• [Exercise aim]
Output the records that follow exactly as they are written.

• [Task data]
===============
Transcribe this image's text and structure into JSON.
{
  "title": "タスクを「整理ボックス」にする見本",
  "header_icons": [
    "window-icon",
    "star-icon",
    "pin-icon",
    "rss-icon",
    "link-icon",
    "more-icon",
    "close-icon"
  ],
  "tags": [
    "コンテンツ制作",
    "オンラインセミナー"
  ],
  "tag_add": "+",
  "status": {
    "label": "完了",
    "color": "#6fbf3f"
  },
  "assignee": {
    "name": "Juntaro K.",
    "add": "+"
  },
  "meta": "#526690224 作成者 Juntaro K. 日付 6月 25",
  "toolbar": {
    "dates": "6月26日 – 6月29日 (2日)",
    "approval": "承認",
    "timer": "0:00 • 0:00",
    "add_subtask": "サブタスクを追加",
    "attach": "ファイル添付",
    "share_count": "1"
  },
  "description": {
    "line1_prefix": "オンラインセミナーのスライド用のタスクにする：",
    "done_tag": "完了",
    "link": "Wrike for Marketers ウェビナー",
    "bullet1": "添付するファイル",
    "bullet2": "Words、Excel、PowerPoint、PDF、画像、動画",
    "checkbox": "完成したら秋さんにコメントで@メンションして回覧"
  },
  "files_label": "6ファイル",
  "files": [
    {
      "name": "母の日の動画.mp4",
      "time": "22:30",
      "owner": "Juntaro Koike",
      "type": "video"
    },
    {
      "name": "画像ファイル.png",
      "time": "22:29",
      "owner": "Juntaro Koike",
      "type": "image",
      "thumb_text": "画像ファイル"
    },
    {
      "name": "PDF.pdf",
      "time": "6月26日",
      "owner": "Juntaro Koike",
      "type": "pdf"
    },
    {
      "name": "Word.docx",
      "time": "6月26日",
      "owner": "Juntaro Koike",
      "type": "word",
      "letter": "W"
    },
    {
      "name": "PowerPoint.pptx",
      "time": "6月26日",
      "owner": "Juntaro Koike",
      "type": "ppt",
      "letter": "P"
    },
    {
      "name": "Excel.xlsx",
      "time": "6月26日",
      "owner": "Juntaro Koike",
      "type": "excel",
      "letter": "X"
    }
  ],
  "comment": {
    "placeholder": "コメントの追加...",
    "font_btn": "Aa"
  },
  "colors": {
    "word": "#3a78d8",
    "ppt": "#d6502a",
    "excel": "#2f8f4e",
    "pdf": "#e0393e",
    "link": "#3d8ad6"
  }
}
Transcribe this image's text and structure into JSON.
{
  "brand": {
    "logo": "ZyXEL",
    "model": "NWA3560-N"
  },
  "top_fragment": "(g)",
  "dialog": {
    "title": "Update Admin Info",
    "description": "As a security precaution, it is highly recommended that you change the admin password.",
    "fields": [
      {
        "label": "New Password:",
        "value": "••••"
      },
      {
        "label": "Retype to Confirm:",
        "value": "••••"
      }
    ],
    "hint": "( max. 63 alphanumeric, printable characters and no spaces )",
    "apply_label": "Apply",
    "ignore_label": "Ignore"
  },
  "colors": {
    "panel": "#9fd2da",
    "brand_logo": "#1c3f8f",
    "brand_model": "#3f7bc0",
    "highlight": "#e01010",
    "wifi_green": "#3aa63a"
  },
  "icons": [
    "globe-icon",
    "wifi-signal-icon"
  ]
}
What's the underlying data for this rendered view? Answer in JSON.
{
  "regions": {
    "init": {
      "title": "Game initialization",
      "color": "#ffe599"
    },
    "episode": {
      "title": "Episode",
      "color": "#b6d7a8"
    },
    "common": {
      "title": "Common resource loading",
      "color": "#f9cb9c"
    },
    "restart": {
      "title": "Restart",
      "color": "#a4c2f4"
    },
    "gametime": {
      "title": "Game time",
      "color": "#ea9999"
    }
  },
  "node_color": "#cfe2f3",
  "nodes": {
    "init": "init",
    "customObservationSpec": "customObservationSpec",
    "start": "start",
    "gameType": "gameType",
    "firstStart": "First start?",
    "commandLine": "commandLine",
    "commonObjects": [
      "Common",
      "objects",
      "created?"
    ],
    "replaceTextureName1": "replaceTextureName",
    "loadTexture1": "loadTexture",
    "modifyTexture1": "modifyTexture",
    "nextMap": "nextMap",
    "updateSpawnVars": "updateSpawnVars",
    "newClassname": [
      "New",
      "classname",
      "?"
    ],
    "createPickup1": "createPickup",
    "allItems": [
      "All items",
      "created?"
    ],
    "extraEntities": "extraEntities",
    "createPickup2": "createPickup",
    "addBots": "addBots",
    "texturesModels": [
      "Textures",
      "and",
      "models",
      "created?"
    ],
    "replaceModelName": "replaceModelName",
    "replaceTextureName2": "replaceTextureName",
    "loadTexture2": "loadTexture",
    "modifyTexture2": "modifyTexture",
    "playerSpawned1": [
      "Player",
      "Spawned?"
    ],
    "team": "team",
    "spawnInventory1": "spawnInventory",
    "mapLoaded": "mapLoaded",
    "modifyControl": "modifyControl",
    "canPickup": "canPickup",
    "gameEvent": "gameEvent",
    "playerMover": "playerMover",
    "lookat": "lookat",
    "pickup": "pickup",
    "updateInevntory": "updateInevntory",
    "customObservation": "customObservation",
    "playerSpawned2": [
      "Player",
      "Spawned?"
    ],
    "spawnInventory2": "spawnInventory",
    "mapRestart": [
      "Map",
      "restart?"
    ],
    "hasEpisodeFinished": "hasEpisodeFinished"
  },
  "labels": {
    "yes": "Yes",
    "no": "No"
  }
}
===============
• [Exercise output]
Transcribe this image's text and structure into JSON.
{
  "title": "タスクを「整理ボックス」にする見本",
  "header_icons": [
    "window-icon",
    "star-icon",
    "pin-icon",
    "rss-icon",
    "link-icon",
    "more-icon",
    "close-icon"
  ],
  "tags": [
    "コンテンツ制作",
    "オンラインセミナー"
  ],
  "tag_add": "+",
  "status": {
    "label": "完了",
    "color": "#6fbf3f"
  },
  "assignee": {
    "name": "Juntaro K.",
    "add": "+"
  },
  "meta": "#526690224 作成者 Juntaro K. 日付 6月 25",
  "toolbar": {
    "dates": "6月26日 – 6月29日 (2日)",
    "approval": "承認",
    "timer": "0:00 • 0:00",
    "add_subtask": "サブタスクを追加",
    "attach": "ファイル添付",
    "share_count": "1"
  },
  "description": {
    "line1_prefix": "オンラインセミナーのスライド用のタスクにする：",
    "done_tag": "完了",
    "link": "Wrike for Marketers ウェビナー",
    "bullet1": "添付するファイル",
    "bullet2": "Words、Excel、PowerPoint、PDF、画像、動画",
    "checkbox": "完成したら秋さんにコメントで@メンションして回覧"
  },
  "files_label": "6ファイル",
  "files": [
    {
      "name": "母の日の動画.mp4",
      "time": "22:30",
      "owner": "Juntaro Koike",
      "type": "video"
    },
    {
      "name": "画像ファイル.png",
      "time": "22:29",
      "owner": "Juntaro Koike",
      "type": "image",
      "thumb_text": "画像ファイル"
    },
    {
      "name": "PDF.pdf",
      "time": "6月26日",
      "owner": "Juntaro Koike",
      "type": "pdf"
    },
    {
      "name": "Word.docx",
      "time": "6月26日",
      "owner": "Juntaro Koike",
      "type": "word",
      "letter": "W"
    },
    {
      "name": "PowerPoint.pptx",
      "time": "6月26日",
      "owner": "Juntaro Koike",
      "type": "ppt",
      "letter": "P"
    },
    {
      "name": "Excel.xlsx",
      "time": "6月26日",
      "owner": "Juntaro Koike",
      "type": "excel",
      "letter": "X"
    }
  ],
  "comment": {
    "placeholder": "コメントの追加...",
    "font_btn": "Aa"
  },
  "colors": {
    "word": "#3a78d8",
    "ppt": "#d6502a",
    "excel": "#2f8f4e",
    "pdf": "#e0393e",
    "link": "#3d8ad6"
  }
}
Transcribe this image's text and structure into JSON.
{
  "brand": {
    "logo": "ZyXEL",
    "model": "NWA3560-N"
  },
  "top_fragment": "(g)",
  "dialog": {
    "title": "Update Admin Info",
    "description": "As a security precaution, it is highly recommended that you change the admin password.",
    "fields": [
      {
        "label": "New Password:",
        "value": "••••"
      },
      {
        "label": "Retype to Confirm:",
        "value": "••••"
      }
    ],
    "hint": "( max. 63 alphanumeric, printable characters and no spaces )",
    "apply_label": "Apply",
    "ignore_label": "Ignore"
  },
  "colors": {
    "panel": "#9fd2da",
    "brand_logo": "#1c3f8f",
    "brand_model": "#3f7bc0",
    "highlight": "#e01010",
    "wifi_green": "#3aa63a"
  },
  "icons": [
    "globe-icon",
    "wifi-signal-icon"
  ]
}
What's the underlying data for this rendered view? Answer in JSON.
{
  "regions": {
    "init": {
      "title": "Game initialization",
      "color": "#ffe599"
    },
    "episode": {
      "title": "Episode",
      "color": "#b6d7a8"
    },
    "common": {
      "title": "Common resource loading",
      "color": "#f9cb9c"
    },
    "restart": {
      "title": "Restart",
      "color": "#a4c2f4"
    },
    "gametime": {
      "title": "Game time",
      "color": "#ea9999"
    }
  },
  "node_color": "#cfe2f3",
  "nodes": {
    "init": "init",
    "customObservationSpec": "customObservationSpec",
    "start": "start",
    "gameType": "gameType",
    "firstStart": "First start?",
    "commandLine": "commandLine",
    "commonObjects": [
      "Common",
      "objects",
      "created?"
    ],
    "replaceTextureName1": "replaceTextureName",
    "loadTexture1": "loadTexture",
    "modifyTexture1": "modifyTexture",
    "nextMap": "nextMap",
    "updateSpawnVars": "updateSpawnVars",
    "newClassname": [
      "New",
      "classname",
      "?"
    ],
    "createPickup1": "createPickup",
    "allItems": [
      "All items",
      "created?"
    ],
    "extraEntities": "extraEntities",
    "createPickup2": "createPickup",
    "addBots": "addBots",
    "texturesModels": [
      "Textures",
      "and",
      "models",
      "created?"
    ],
    "replaceModelName": "replaceModelName",
    "replaceTextureName2": "replaceTextureName",
    "loadTexture2": "loadTexture",
    "modifyTexture2": "modifyTexture",
    "playerSpawned1": [
      "Player",
      "Spawned?"
    ],
    "team": "team",
    "spawnInventory1": "spawnInventory",
    "mapLoaded": "mapLoaded",
    "modifyControl": "modifyControl",
    "canPickup": "canPickup",
    "gameEvent": "gameEvent",
    "playerMover": "playerMover",
    "lookat": "lookat",
    "pickup": "pickup",
    "updateInevntory": "updateInevntory",
    "customObservation": "customObservation",
    "playerSpawned2": [
      "Player",
      "Spawned?"
    ],
    "spawnInventory2": "spawnInventory",
    "mapRestart": [
      "Map",
      "restart?"
    ],
    "hasEpisodeFinished": "hasEpisodeFinished"
  },
  "labels": {
    "yes": "Yes",
    "no": "No"
  }
}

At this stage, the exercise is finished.